Items from an interface collection
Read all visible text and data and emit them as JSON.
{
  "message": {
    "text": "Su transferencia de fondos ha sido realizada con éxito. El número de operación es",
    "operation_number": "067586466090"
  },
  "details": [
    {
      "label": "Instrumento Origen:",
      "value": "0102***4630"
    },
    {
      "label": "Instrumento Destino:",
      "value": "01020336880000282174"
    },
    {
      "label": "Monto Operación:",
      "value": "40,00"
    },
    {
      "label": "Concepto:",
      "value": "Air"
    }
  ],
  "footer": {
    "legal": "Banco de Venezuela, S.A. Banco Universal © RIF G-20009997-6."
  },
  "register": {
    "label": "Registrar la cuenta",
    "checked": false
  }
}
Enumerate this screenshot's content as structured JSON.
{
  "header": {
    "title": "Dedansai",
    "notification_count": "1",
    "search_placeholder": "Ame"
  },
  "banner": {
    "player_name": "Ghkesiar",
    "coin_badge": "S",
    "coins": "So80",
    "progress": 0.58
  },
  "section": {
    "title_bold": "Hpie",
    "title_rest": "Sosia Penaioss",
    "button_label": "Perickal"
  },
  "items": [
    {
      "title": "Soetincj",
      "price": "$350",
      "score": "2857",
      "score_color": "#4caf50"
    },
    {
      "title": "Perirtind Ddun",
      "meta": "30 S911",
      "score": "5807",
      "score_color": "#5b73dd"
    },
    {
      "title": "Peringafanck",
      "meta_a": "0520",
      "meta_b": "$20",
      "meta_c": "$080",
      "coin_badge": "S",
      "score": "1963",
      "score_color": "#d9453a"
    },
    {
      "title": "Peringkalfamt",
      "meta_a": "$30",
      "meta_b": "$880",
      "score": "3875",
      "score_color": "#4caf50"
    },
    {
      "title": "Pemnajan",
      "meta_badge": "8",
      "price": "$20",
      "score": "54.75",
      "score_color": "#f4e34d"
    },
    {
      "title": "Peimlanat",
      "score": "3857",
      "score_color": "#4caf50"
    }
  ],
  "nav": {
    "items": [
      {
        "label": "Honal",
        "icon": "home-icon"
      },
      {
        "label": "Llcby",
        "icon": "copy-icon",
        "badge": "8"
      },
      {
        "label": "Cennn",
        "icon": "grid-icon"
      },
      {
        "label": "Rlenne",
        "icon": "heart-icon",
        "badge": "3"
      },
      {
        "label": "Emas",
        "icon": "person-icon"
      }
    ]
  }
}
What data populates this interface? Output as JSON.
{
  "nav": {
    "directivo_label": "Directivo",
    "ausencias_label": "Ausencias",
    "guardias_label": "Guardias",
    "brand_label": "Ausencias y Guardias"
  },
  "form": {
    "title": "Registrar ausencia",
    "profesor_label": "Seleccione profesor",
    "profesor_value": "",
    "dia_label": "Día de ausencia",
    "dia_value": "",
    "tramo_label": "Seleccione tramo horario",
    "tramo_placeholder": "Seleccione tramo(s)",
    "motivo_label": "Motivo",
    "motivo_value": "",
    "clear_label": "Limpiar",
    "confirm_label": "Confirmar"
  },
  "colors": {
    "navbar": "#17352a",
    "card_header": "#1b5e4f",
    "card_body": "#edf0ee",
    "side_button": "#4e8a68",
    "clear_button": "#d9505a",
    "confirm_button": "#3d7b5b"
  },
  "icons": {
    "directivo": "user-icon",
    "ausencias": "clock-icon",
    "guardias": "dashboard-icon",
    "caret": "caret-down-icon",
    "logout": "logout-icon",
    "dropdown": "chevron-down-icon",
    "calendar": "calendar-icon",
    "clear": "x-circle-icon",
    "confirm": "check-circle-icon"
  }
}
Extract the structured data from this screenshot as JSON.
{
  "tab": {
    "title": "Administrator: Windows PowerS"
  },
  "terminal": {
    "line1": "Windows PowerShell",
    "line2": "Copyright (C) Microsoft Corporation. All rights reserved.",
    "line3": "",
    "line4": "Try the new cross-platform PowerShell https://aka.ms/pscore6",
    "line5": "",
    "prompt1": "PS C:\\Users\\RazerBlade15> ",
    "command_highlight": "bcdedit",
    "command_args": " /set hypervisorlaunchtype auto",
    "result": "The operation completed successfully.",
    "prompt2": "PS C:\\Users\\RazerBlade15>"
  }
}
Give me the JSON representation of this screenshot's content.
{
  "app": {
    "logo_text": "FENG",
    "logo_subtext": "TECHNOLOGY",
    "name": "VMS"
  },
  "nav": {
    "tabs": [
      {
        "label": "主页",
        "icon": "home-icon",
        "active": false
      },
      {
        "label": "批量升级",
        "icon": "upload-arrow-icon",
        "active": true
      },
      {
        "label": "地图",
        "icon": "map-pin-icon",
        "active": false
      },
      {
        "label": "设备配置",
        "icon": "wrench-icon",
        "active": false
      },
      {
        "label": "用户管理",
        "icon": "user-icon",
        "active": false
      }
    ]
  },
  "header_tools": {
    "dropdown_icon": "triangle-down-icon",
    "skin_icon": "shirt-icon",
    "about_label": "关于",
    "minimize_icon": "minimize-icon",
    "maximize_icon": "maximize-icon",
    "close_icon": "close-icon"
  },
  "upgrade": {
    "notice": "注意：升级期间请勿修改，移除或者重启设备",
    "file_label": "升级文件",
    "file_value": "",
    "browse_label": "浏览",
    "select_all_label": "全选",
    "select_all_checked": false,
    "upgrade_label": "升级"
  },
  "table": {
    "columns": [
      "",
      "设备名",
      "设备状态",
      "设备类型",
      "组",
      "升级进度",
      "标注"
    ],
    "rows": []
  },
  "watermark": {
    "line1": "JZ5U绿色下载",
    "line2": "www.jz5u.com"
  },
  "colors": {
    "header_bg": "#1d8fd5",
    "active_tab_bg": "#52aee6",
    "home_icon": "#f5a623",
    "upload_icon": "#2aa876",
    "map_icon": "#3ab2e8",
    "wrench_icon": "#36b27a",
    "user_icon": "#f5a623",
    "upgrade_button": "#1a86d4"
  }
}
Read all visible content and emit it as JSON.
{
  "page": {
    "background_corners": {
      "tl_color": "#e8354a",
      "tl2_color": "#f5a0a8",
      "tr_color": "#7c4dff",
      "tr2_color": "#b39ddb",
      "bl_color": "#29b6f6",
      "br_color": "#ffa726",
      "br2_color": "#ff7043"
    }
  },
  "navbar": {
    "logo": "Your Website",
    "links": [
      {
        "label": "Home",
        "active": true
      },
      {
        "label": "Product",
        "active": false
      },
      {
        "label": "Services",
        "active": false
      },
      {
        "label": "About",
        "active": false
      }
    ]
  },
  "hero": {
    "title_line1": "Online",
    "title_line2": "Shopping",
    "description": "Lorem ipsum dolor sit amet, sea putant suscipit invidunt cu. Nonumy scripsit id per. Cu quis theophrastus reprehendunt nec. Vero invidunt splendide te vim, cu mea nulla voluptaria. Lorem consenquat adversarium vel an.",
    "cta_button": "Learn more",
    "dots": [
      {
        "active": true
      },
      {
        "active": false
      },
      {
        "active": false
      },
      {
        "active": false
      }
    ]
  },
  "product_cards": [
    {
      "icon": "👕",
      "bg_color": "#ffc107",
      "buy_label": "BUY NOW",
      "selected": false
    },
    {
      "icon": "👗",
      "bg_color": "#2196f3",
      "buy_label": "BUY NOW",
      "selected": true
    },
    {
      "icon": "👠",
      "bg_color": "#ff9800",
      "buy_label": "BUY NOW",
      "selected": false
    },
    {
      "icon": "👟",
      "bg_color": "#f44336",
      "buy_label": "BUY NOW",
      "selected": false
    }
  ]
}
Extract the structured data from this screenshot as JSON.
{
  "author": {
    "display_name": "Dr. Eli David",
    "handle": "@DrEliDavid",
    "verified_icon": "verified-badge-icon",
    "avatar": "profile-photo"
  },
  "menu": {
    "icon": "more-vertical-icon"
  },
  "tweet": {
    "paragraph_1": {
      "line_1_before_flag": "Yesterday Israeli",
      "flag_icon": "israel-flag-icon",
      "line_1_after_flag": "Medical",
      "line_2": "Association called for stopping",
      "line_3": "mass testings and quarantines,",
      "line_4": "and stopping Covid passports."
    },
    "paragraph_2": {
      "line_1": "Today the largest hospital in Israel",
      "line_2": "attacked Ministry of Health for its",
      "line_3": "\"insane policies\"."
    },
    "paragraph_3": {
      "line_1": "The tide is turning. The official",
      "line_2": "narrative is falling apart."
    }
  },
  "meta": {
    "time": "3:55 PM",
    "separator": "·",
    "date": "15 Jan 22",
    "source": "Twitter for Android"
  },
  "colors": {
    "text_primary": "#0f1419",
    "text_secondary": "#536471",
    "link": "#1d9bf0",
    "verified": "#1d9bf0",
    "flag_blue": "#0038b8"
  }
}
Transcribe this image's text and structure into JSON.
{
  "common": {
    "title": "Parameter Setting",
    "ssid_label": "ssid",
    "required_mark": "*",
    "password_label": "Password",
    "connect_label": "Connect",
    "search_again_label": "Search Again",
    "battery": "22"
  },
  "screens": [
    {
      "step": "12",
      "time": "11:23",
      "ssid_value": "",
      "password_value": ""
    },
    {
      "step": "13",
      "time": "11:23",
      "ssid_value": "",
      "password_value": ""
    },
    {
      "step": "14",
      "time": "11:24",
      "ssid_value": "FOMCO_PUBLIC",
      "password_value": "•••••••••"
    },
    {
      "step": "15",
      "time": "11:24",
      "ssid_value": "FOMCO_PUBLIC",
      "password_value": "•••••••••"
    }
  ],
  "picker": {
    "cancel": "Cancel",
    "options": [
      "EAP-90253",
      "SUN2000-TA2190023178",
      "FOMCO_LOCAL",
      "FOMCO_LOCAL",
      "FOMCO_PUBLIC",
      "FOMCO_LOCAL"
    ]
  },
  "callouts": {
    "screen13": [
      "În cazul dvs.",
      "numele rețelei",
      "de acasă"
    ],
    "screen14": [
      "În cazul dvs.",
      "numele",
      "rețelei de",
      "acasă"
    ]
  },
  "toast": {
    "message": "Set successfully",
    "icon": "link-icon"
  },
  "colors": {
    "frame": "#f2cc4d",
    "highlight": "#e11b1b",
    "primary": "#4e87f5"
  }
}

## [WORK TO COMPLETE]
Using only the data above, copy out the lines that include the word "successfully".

## [EXPECTED ANSWER]
    "result": "The operation completed successfully.",
    "message": "Set successfully",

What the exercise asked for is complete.